━━━━━ INPUT ━━━━━

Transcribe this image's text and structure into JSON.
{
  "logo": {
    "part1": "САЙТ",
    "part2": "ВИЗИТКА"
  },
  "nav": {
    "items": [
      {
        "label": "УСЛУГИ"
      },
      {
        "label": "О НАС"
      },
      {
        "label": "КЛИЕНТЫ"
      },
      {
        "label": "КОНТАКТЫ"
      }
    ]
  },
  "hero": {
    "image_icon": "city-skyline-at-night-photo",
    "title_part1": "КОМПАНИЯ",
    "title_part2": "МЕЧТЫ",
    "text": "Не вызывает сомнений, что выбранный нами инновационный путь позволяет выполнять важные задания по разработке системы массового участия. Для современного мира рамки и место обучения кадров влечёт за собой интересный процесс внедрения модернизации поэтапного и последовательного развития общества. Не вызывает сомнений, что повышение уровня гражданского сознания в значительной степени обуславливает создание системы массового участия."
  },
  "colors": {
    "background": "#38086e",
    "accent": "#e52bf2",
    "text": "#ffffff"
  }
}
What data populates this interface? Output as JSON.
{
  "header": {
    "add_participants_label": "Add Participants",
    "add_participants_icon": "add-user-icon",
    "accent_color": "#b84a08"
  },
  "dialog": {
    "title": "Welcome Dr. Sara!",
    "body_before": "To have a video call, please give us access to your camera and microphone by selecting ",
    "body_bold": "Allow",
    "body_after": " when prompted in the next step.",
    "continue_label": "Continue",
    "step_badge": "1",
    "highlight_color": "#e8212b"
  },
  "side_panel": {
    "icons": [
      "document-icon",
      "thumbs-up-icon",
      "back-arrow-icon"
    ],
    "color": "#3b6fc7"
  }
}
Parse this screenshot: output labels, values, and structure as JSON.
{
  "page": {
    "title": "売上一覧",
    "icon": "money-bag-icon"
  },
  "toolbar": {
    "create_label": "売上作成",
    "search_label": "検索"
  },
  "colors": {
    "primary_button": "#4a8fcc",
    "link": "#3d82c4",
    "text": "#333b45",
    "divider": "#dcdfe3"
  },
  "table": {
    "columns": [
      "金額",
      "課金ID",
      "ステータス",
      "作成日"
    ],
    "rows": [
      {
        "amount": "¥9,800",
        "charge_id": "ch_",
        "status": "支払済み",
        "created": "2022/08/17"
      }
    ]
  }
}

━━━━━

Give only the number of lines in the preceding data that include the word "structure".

— EXPECTED OUTPUT —
2